Renters Could Lose Their Home Because Landlord Didn’t Pay Water Bill: NPR
Tenants in 1,400 rental units in Indianapolis are on the verge of a water outage due to nonpayment from their business landlord — a tenant-landlord dispute of such magnitude that city and district officials the state intervened with legal action to avoid the possibility of a mass eviction.
With an unpaid $1.7 million water bill and cash, an Indianapolis utility company this week issued notices to residents of four apartment complexes owned by the nonprofit JPC Affordable Housing Foundation. Foundation, warning that their water could be cut off in September.
With the water shut off, the city’s health department could declare the units in violation of local health codes, prompting a full-scale emergency eviction, as first reported by the Indianapolis Star.
A closure would result in a “problem of mass homelessness in our community,” the city wrote in a court document filed last month.
In a statement, Indianapolis Mayor Joe Hogsett called the decision by utility company Citizens Energy Group “incredibly disappointing.”
“The City is considering all options in response and will continue to work with all affected parties to put the well-being of tenants and their families first,” Hogsett said.
The owner blames the pandemic for financial problems
At the four Indianapolis properties in question, tenants do not directly pay for their own water usage. Instead, their owner pays the collective bill for each complex.
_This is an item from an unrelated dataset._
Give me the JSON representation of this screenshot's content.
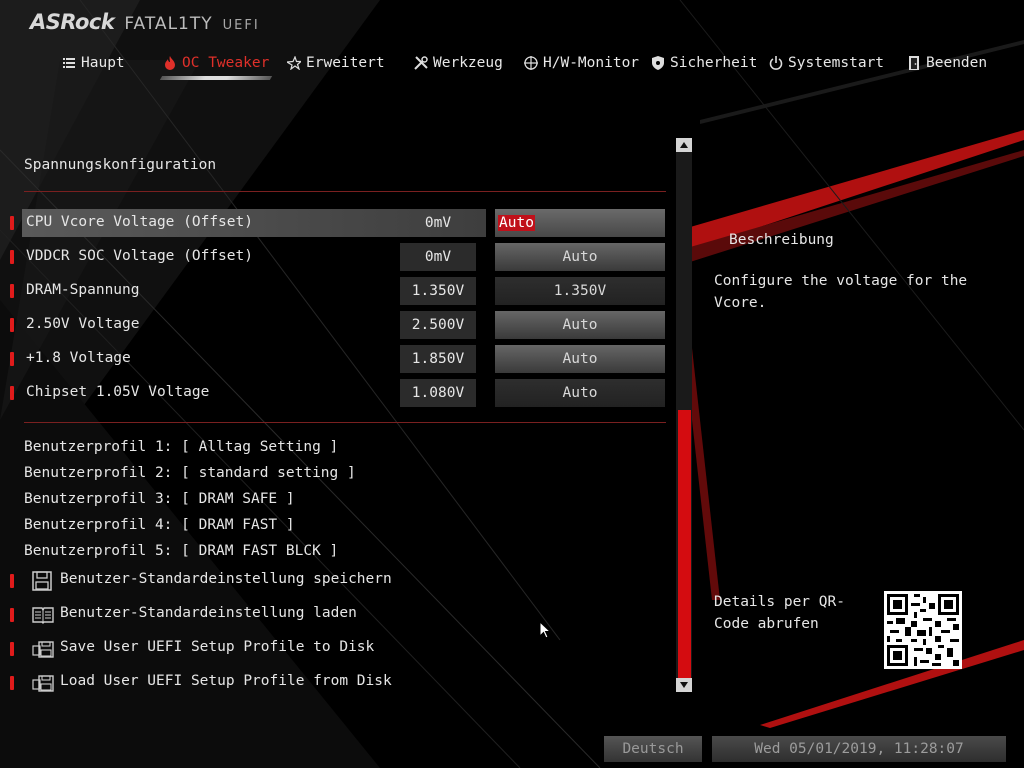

Tenants’ utility payments are combined with their monthly rent payments.
But in the spring of 2021, JPC stopped regularly paying water bills, court records show.
The company says it was unable to pay due to financial hardship caused by the pandemic because “an overwhelming majority of tenants” failed to pay rent, according to affidavits signed in May and July by its president, Oron Zarum.
The company has also failed to provide evidence of large-scale non-payment. Zarum did not respond to NPR’s request for comment.
By February this year, the unpaid bill had risen to $1 million, according to court records.
On February 17, Citizens Energy shut off water to two apartment complexes owned by JPC, affecting hundreds of tenants. The next day, the city of Indianapolis agreed to pay the utility company $850,000 to restore water service.
City officials say they are unwilling to consider another payment to avoid the September shutdown.
“We currently do not trust Citizens to share our priorities for ensuring that residents of these buildings do not lose their public service,” Indianapolis City Spokesperson Mark Bode said in an email to NPR. “Without this trust, we cannot be sure that additional funds to settle outstanding bills would be well spent.”
Shutdowns are common and protections vary widely
It’s relatively common for utility companies to threaten to cut off service to tenants when landlords don’t pay, said Sam Whillans, a member of the Natural Resources Defense Council who studies housing and utility affordability — though it is “unusual to have so many tenants”. affected simultaneously,” he added.
Protections for renters in similar circumstances vary widely from state to state. Some states prohibit utility cuts during certain months, or when tenants have low incomes or have certain medical conditions. Some places, like New York, don’t allow water shutoffs for nonpayment.
In Syracuse, the city banned water shutoffs in similar situations after a court ruled the city erred in cutting off service to a woman whose landlord was not paying.
“There is very little evidence that shutting down utilities to a tenant is an effective way to recover from a delinquent landlord,” Whillans told NPR. “In many cases, landlords who repeatedly refuse to pay are bad actors who also have many other outstanding violations, so a lack of water service is just one more violation on the books. “
When a landlord’s nonpayment forces a utility company to turn off the water, the consequences can be enormous for the tenant, Whillans said.
A lack of water can force tenants to undertake an expensive and disruptive move. Child protective services or a family court could decide that a house without water is not safe for children, which would require the children of tenants to be removed from their house.
Ongoing legal action and uncertain resolution
In Indianapolis, the closure is scheduled for September 30. “If an inhabited building leaks water, the Department of Health can request emergency evictions,” said Bode, the Indianapolis spokesperson.
In April, the City of Indianapolis and Citizens Energy filed a lawsuit simultaneously against JPC, along with its various associated companies and board members, seeking reimbursement. The Indiana State Attorney General also filed a lawsuit challenging the organizations’ nonprofit status.
For its part, in court documents, JPC disputes the sums due to the water service. The company also said it was engaged in good faith negotiations over a payment settlement before the lawsuit began. He also claims that because Indianapolis used federal COVID-19 relief grant money to end the shutdown in February, the company is not obligated to reimburse the city.
Litigation is ongoing in all three lawsuits. The tenants of the 1,400 units are waiting for a resolution.
So far, the city of Indianapolis has criticized the utility’s threat to shut off the water. Letting the litigation play out — uninterrupted — is the best course of action to recover payment, Mayor Hogsett said.